I remember the doctor telling me it was what “We Feared” and I asked what was that?  He looked at me strangely and said that I had Multiple Myeloma!  I asked if we could cut something off like a leg or arm or something and be done with the cancer.  He kind of laughed and said “NO, it is throughout your bone marrow and blood, hence Multiple”.  I looked over at my husband and saw he was very upset, so I knew it was really serious!  We asked what we should do next and where we should go.  He said he could start me on chemo therapy and he could make an oncology appointment in Arkansas where he had heard of a doctor who thought he was a Myeloma specialist?  We said we wanted an appointment as soon as possible, so his nurses did that while he warned us not to cancel the appointment!  We knew we had to go home and think about my options but I hated leaving his office for fear the cancer would follow me out!!!  I was handed an old booklet that basically said call hospice!!  I could not find anything in the lobby to help me, only pamphlets on other cancers.  So we headed home in a fog of despair.  Once at home, I called the back of the booklet, it was the ACS, American Cancer Society.  They gave me the phone number to the MMRF and I called immediately.  When I spoke with them, they told me to get my foot out of the grave because there was help & hope!!!  They told me about four specialists around the country and we phoned all four getting answering machines at the first three offices, but at the Mayo Clinic, a nurse answered the phone.  I quickly told her my situation and that I wished to see a Dr. Phillip Greipp, a Mayo leading MM specialist.  The nurse told me appointments were required and she would need to talk to the doctor.  I hung up in tears as I felt like the cancer had control and time was of the essence.  Without putting the phone down, it rang with my cousin on the other end.  He called because he had heard the news, so I told him that I was trying to get in touch with a Dr. Phillip . . . . and my cousin said, “Phillip Greipp??? He’s my cousin!!!  So my cousin called his dad, who then called Dr. Greipp who in turn called us telling us what he needed and we were to make an appointment to see him the following week.  We traveled to the Mayo Clinic, in Rochester, Minnesota, where I started my long MM journey of testing, retesting, evaluations, diagnosis, consultations, and treatments.  With my limited options, we chose a Thalidomide / Dexamethasone clinical trial for a Stem Cell Transplant (SCT).  I spent the first four months on Thal and Dex and had a complete response.  Then we harvested my stem cells for a transplant.  I had a very hard time harvesting, but did harvest 10 million cells.  I chickened out on the SCT, so since I had a complete response to the Thal/Dex, we waited and watched my status carefully.

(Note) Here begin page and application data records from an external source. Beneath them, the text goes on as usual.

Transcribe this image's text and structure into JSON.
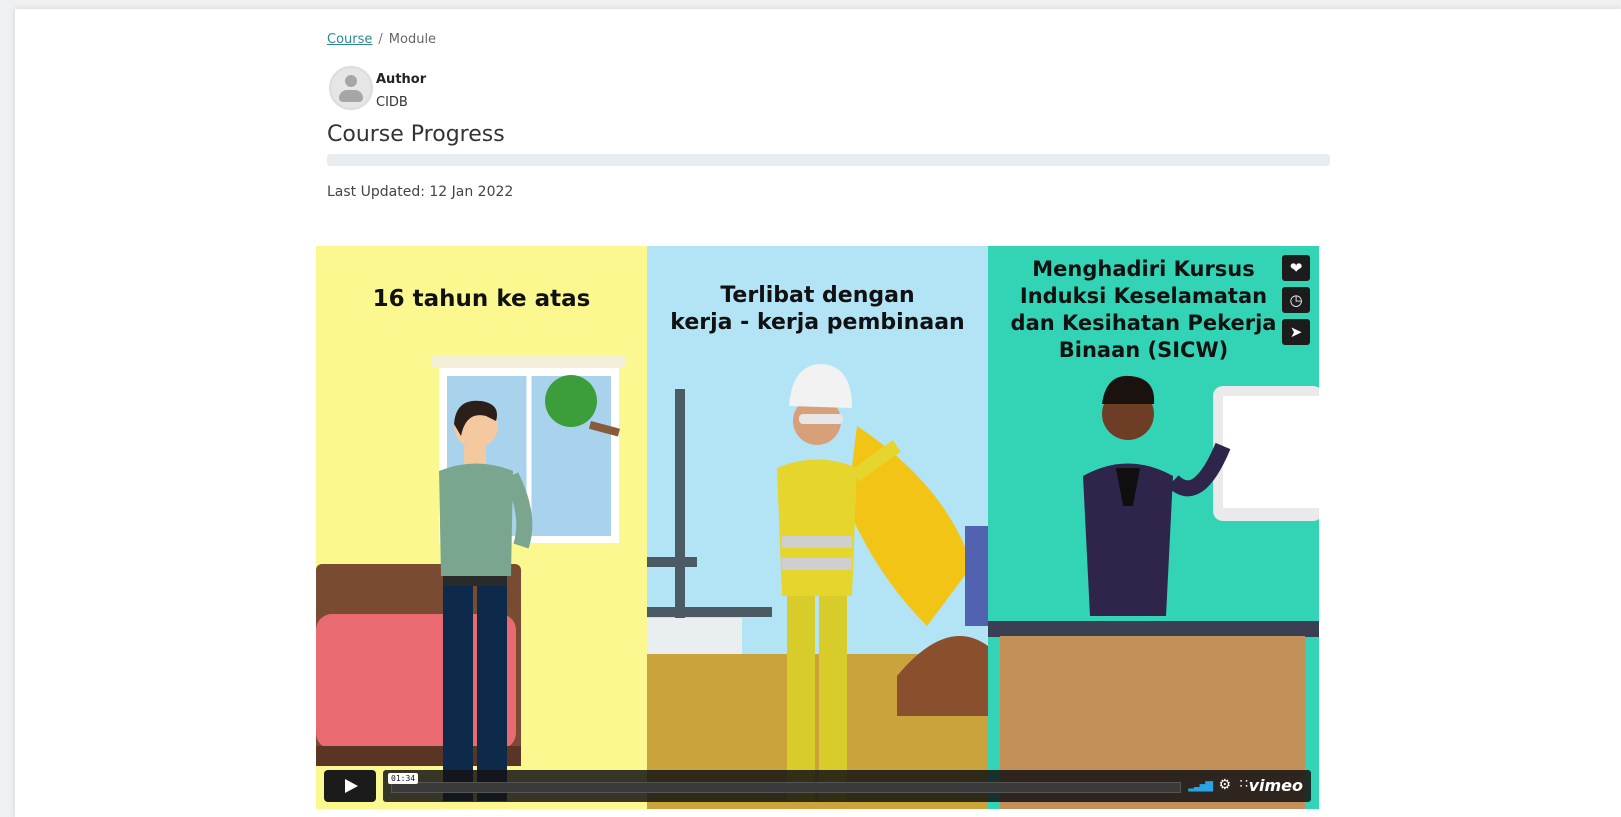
{
  "breadcrumb": {
    "course": "Course",
    "separator": "/",
    "current": "Module"
  },
  "author": {
    "label": "Author",
    "name": "CIDB"
  },
  "progress": {
    "title": "Course Progress",
    "percent": 0
  },
  "updated": "Last Updated: 12 Jan 2022",
  "video": {
    "panels": [
      {
        "title": "16 tahun ke atas"
      },
      {
        "title": "Terlibat dengan\nkerja - kerja pembinaan"
      },
      {
        "title": "Menghadiri Kursus\nInduksi Keselamatan\ndan Kesihatan Pekerja\nBinaan  (SICW)"
      }
    ],
    "side_icons": [
      "heart-icon",
      "clock-icon",
      "send-icon"
    ],
    "controls": {
      "time": "01:34",
      "brand": "vimeo",
      "volume_icon": "volume-icon",
      "settings_icon": "gear-icon",
      "fullscreen_icon": "fullscreen-icon"
    }
  }
}
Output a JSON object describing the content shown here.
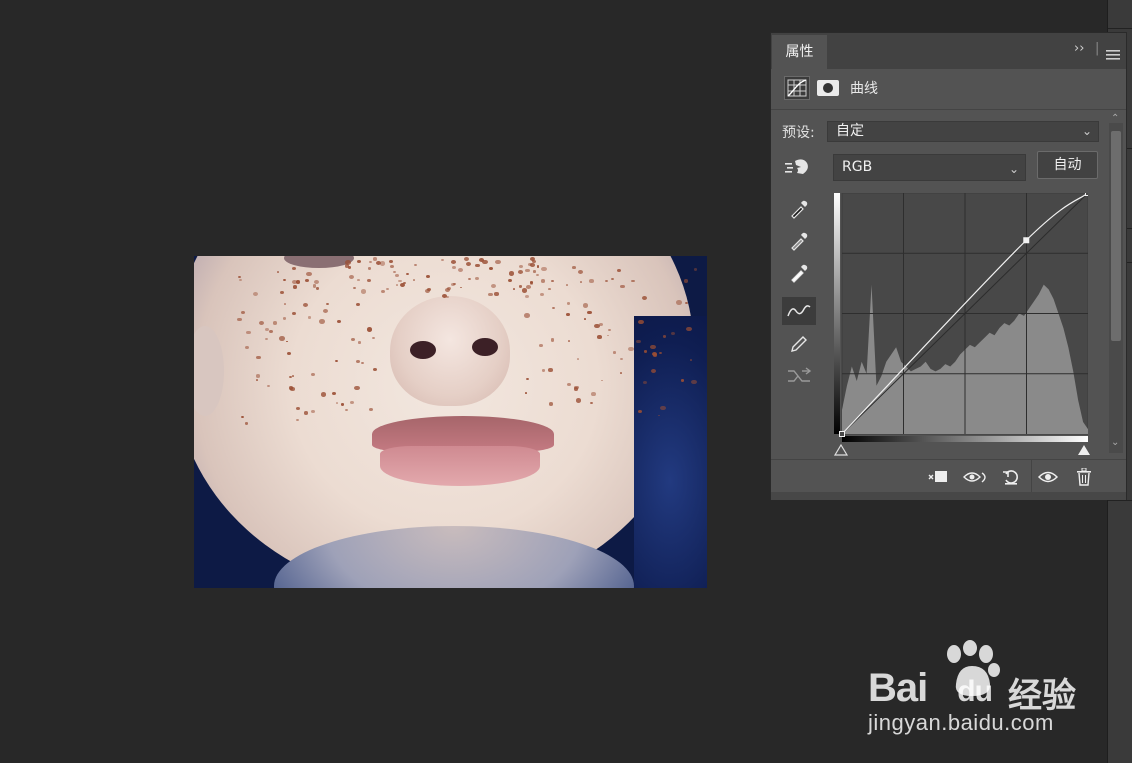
{
  "panel": {
    "tab_label": "属性",
    "collapse_glyph": "››",
    "adjustment_type": "曲线",
    "preset_label": "预设:",
    "preset_value": "自定",
    "channel_value": "RGB",
    "auto_button": "自动"
  },
  "curve": {
    "points": [
      [
        0,
        0
      ],
      [
        191,
        205
      ],
      [
        255,
        255
      ]
    ],
    "input_range": [
      0,
      255
    ],
    "output_range": [
      0,
      255
    ]
  },
  "watermark": {
    "brand_bai": "Bai",
    "brand_du": "du",
    "brand_cn": "经验",
    "url": "jingyan.baidu.com"
  },
  "icons": {
    "panel_menu": "panel-menu-icon",
    "curves_adjustment": "curves-adjustment-icon",
    "layer_mask": "layer-mask-icon",
    "on_image_adjust": "targeted-adjustment-hand-icon",
    "black_point": "eyedropper-black-icon",
    "gray_point": "eyedropper-gray-icon",
    "white_point": "eyedropper-white-icon",
    "edit_points": "curve-points-icon",
    "draw_curve": "pencil-icon",
    "smooth": "smooth-curve-icon",
    "clip_to_layer": "clip-to-layer-icon",
    "view_previous": "view-previous-state-icon",
    "reset": "reset-icon",
    "visibility": "eye-icon",
    "delete": "trash-icon"
  },
  "colors": {
    "workspace": "#282828",
    "panel": "#535353",
    "panel_tabbar": "#424242",
    "histogram": "#8a8a8a"
  }
}
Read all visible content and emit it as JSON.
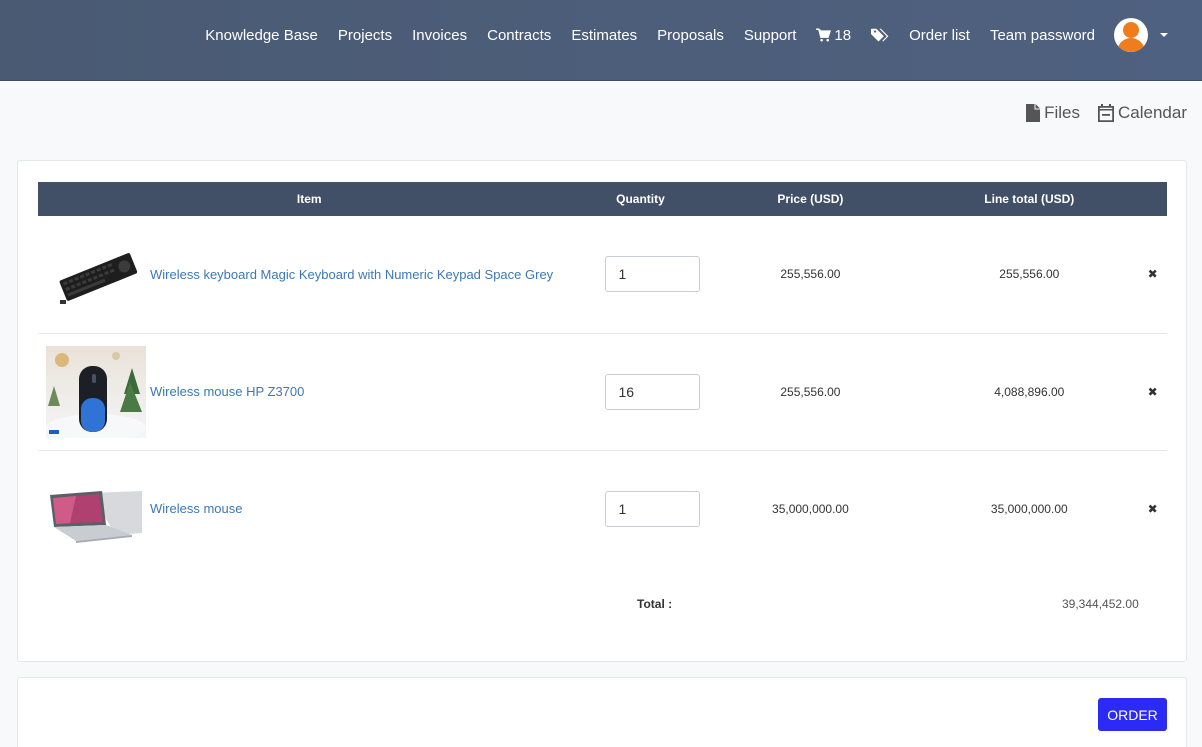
{
  "nav": {
    "items": [
      "Knowledge Base",
      "Projects",
      "Invoices",
      "Contracts",
      "Estimates",
      "Proposals",
      "Support"
    ],
    "cart_count": "18",
    "order_list": "Order list",
    "team_password": "Team password"
  },
  "sub_links": {
    "files": "Files",
    "calendar": "Calendar"
  },
  "table": {
    "headers": {
      "item": "Item",
      "quantity": "Quantity",
      "price": "Price (USD)",
      "line_total": "Line total (USD)"
    },
    "rows": [
      {
        "name": "Wireless keyboard Magic Keyboard with Numeric Keypad Space Grey",
        "quantity": "1",
        "price": "255,556.00",
        "line_total": "255,556.00",
        "image": "keyboard-image"
      },
      {
        "name": "Wireless mouse HP Z3700",
        "quantity": "16",
        "price": "255,556.00",
        "line_total": "4,088,896.00",
        "image": "mouse-image"
      },
      {
        "name": "Wireless mouse",
        "quantity": "1",
        "price": "35,000,000.00",
        "line_total": "35,000,000.00",
        "image": "laptop-image"
      }
    ]
  },
  "total": {
    "label": "Total :",
    "value": "39,344,452.00"
  },
  "order_button": "ORDER",
  "colors": {
    "navbar": "#4f6180",
    "header": "#415067",
    "link": "#3c78b5",
    "remove": "#e03b3b",
    "order": "#2b2bf5",
    "avatar": "#f07d1c"
  }
}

Due to the novelty of my cancer and my non-standard MM profile, my out-of-state treatment at the Mayo Clinic, along with my involvement with “Relay for Life”, the LLS, and the ACS, the local newspaper wrote an article about myself, Multiple Myeloma, & the Mayo Clinic.  They also included my phone number in the article!!  A blessing in disguise, as other MM patients began to call me.  Through our conversations, we became friends and formed our own little support group.  Together, we tried other local cancer support groups, but none of them specifically dealt with MM, its issues, diversities, and treatments.  Through our research, my husband Jeff and I heard of the International Myeloma Foundation (IMF) and decided to attend one of their Patient & Family Seminars being held in Chicago.  So on our way to one of my appointments, at the Mayo Clinic, we attended the seminar and spent the weekend with Susie Novis, Dr. Durie, and the rest of the IMF staff, fellow patients and caregivers.  At the end of the seminar, with Andy’s help, the IMF staff encouraged us to start a support group in the St. Louis area.  And in 2005, we did it, the Missouri / Illinois MM Support Group was founded!!!